■ TASK OBJECTIVE:
Reproduce the whole listing exactly.

■ ENTRIES PROVIDED:

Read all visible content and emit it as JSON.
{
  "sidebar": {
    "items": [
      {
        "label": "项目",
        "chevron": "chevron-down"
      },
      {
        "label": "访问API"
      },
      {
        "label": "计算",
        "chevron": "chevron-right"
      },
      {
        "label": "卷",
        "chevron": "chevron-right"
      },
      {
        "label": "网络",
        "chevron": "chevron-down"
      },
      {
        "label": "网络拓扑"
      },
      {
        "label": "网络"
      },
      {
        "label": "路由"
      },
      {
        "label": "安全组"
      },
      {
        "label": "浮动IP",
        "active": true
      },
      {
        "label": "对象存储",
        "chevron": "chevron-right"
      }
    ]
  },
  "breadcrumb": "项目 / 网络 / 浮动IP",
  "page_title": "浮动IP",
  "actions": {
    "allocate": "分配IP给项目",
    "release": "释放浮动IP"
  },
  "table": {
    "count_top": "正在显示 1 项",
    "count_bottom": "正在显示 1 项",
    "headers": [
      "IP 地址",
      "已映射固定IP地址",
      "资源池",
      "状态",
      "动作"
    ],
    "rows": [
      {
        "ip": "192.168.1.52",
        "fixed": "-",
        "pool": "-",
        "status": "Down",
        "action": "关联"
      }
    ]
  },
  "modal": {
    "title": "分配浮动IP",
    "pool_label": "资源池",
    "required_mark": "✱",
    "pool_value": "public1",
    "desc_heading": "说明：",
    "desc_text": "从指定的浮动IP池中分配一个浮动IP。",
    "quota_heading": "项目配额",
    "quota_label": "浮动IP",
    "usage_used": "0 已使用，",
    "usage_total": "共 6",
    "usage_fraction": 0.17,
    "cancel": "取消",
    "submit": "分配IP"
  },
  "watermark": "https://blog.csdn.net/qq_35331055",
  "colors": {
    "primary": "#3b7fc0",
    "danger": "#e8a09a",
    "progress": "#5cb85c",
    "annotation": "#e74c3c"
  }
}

■ EXERCISE SOLUTION:
Read all visible content and emit it as JSON.
{
  "sidebar": {
    "items": [
      {
        "label": "项目",
        "chevron": "chevron-down"
      },
      {
        "label": "访问API"
      },
      {
        "label": "计算",
        "chevron": "chevron-right"
      },
      {
        "label": "卷",
        "chevron": "chevron-right"
      },
      {
        "label": "网络",
        "chevron": "chevron-down"
      },
      {
        "label": "网络拓扑"
      },
      {
        "label": "网络"
      },
      {
        "label": "路由"
      },
      {
        "label": "安全组"
      },
      {
        "label": "浮动IP",
        "active": true
      },
      {
        "label": "对象存储",
        "chevron": "chevron-right"
      }
    ]
  },
  "breadcrumb": "项目 / 网络 / 浮动IP",
  "page_title": "浮动IP",
  "actions": {
    "allocate": "分配IP给项目",
    "release": "释放浮动IP"
  },
  "table": {
    "count_top": "正在显示 1 项",
    "count_bottom": "正在显示 1 项",
    "headers": [
      "IP 地址",
      "已映射固定IP地址",
      "资源池",
      "状态",
      "动作"
    ],
    "rows": [
      {
        "ip": "192.168.1.52",
        "fixed": "-",
        "pool": "-",
        "status": "Down",
        "action": "关联"
      }
    ]
  },
  "modal": {
    "title": "分配浮动IP",
    "pool_label": "资源池",
    "required_mark": "✱",
    "pool_value": "public1",
    "desc_heading": "说明：",
    "desc_text": "从指定的浮动IP池中分配一个浮动IP。",
    "quota_heading": "项目配额",
    "quota_label": "浮动IP",
    "usage_used": "0 已使用，",
    "usage_total": "共 6",
    "usage_fraction": 0.17,
    "cancel": "取消",
    "submit": "分配IP"
  },
  "watermark": "https://blog.csdn.net/qq_35331055",
  "colors": {
    "primary": "#3b7fc0",
    "danger": "#e8a09a",
    "progress": "#5cb85c",
    "annotation": "#e74c3c"
  }
}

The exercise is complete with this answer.